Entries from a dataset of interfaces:
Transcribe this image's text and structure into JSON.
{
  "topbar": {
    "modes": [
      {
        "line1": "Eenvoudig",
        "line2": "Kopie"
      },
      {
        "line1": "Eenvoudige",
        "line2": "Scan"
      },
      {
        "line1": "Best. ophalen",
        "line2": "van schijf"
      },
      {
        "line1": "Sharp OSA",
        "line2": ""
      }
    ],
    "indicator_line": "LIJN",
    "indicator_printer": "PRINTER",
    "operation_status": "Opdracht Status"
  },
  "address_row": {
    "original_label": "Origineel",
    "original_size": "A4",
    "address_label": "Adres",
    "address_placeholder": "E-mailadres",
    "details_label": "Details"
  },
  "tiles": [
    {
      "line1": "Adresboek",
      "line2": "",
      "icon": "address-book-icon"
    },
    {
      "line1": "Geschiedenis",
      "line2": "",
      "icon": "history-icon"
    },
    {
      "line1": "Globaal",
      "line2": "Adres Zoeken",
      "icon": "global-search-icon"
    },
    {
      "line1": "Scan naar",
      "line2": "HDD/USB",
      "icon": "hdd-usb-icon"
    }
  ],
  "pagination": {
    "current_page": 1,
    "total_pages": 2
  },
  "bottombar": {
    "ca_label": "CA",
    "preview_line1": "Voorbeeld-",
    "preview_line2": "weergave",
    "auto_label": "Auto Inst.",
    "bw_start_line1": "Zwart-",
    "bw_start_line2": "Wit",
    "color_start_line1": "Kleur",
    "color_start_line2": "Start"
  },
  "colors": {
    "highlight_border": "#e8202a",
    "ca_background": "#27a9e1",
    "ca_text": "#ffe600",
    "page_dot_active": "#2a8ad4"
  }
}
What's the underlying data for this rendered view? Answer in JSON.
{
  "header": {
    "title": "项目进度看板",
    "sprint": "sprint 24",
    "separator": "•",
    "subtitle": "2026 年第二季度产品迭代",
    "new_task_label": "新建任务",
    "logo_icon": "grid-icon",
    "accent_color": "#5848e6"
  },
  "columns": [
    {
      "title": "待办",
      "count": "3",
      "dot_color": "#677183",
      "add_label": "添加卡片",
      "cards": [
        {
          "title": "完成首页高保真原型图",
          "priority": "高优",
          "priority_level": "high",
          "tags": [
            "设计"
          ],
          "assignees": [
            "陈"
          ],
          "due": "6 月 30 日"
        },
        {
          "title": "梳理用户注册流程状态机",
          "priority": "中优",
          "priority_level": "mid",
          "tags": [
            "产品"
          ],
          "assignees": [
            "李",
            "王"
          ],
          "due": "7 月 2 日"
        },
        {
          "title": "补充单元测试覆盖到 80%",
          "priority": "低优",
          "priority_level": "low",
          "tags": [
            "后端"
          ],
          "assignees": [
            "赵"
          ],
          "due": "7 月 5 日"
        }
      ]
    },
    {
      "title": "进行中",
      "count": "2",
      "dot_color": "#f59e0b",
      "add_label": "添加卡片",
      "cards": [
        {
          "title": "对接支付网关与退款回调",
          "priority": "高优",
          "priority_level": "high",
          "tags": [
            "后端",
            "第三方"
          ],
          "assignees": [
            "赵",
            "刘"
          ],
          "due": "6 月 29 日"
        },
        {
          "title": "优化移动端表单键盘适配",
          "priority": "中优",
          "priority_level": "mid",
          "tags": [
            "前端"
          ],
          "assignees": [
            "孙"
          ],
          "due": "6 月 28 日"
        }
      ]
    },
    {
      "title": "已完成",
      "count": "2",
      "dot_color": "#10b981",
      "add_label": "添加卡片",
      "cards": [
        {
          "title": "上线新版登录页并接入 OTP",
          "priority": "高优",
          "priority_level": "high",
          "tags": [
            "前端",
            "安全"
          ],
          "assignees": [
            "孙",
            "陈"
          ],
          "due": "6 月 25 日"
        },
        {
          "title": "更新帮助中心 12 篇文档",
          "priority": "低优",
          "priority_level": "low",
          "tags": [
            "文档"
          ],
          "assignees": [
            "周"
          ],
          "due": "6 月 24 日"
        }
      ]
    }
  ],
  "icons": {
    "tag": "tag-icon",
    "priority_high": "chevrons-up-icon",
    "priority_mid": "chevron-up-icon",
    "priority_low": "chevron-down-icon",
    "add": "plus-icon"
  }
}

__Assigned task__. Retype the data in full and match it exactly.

__Result below__.
Transcribe this image's text and structure into JSON.
{
  "topbar": {
    "modes": [
      {
        "line1": "Eenvoudig",
        "line2": "Kopie"
      },
      {
        "line1": "Eenvoudige",
        "line2": "Scan"
      },
      {
        "line1": "Best. ophalen",
        "line2": "van schijf"
      },
      {
        "line1": "Sharp OSA",
        "line2": ""
      }
    ],
    "indicator_line": "LIJN",
    "indicator_printer": "PRINTER",
    "operation_status": "Opdracht Status"
  },
  "address_row": {
    "original_label": "Origineel",
    "original_size": "A4",
    "address_label": "Adres",
    "address_placeholder": "E-mailadres",
    "details_label": "Details"
  },
  "tiles": [
    {
      "line1": "Adresboek",
      "line2": "",
      "icon": "address-book-icon"
    },
    {
      "line1": "Geschiedenis",
      "line2": "",
      "icon": "history-icon"
    },
    {
      "line1": "Globaal",
      "line2": "Adres Zoeken",
      "icon": "global-search-icon"
    },
    {
      "line1": "Scan naar",
      "line2": "HDD/USB",
      "icon": "hdd-usb-icon"
    }
  ],
  "pagination": {
    "current_page": 1,
    "total_pages": 2
  },
  "bottombar": {
    "ca_label": "CA",
    "preview_line1": "Voorbeeld-",
    "preview_line2": "weergave",
    "auto_label": "Auto Inst.",
    "bw_start_line1": "Zwart-",
    "bw_start_line2": "Wit",
    "color_start_line1": "Kleur",
    "color_start_line2": "Start"
  },
  "colors": {
    "highlight_border": "#e8202a",
    "ca_background": "#27a9e1",
    "ca_text": "#ffe600",
    "page_dot_active": "#2a8ad4"
  }
}
What's the underlying data for this rendered view? Answer in JSON.
{
  "header": {
    "title": "项目进度看板",
    "sprint": "sprint 24",
    "separator": "•",
    "subtitle": "2026 年第二季度产品迭代",
    "new_task_label": "新建任务",
    "logo_icon": "grid-icon",
    "accent_color": "#5848e6"
  },
  "columns": [
    {
      "title": "待办",
      "count": "3",
      "dot_color": "#677183",
      "add_label": "添加卡片",
      "cards": [
        {
          "title": "完成首页高保真原型图",
          "priority": "高优",
          "priority_level": "high",
          "tags": [
            "设计"
          ],
          "assignees": [
            "陈"
          ],
          "due": "6 月 30 日"
        },
        {
          "title": "梳理用户注册流程状态机",
          "priority": "中优",
          "priority_level": "mid",
          "tags": [
            "产品"
          ],
          "assignees": [
            "李",
            "王"
          ],
          "due": "7 月 2 日"
        },
        {
          "title": "补充单元测试覆盖到 80%",
          "priority": "低优",
          "priority_level": "low",
          "tags": [
            "后端"
          ],
          "assignees": [
            "赵"
          ],
          "due": "7 月 5 日"
        }
      ]
    },
    {
      "title": "进行中",
      "count": "2",
      "dot_color": "#f59e0b",
      "add_label": "添加卡片",
      "cards": [
        {
          "title": "对接支付网关与退款回调",
          "priority": "高优",
          "priority_level": "high",
          "tags": [
            "后端",
            "第三方"
          ],
          "assignees": [
            "赵",
            "刘"
          ],
          "due": "6 月 29 日"
        },
        {
          "title": "优化移动端表单键盘适配",
          "priority": "中优",
          "priority_level": "mid",
          "tags": [
            "前端"
          ],
          "assignees": [
            "孙"
          ],
          "due": "6 月 28 日"
        }
      ]
    },
    {
      "title": "已完成",
      "count": "2",
      "dot_color": "#10b981",
      "add_label": "添加卡片",
      "cards": [
        {
          "title": "上线新版登录页并接入 OTP",
          "priority": "高优",
          "priority_level": "high",
          "tags": [
            "前端",
            "安全"
          ],
          "assignees": [
            "孙",
            "陈"
          ],
          "due": "6 月 25 日"
        },
        {
          "title": "更新帮助中心 12 篇文档",
          "priority": "低优",
          "priority_level": "low",
          "tags": [
            "文档"
          ],
          "assignees": [
            "周"
          ],
          "due": "6 月 24 日"
        }
      ]
    }
  ],
  "icons": {
    "tag": "tag-icon",
    "priority_high": "chevrons-up-icon",
    "priority_mid": "chevron-up-icon",
    "priority_low": "chevron-down-icon",
    "add": "plus-icon"
  }
}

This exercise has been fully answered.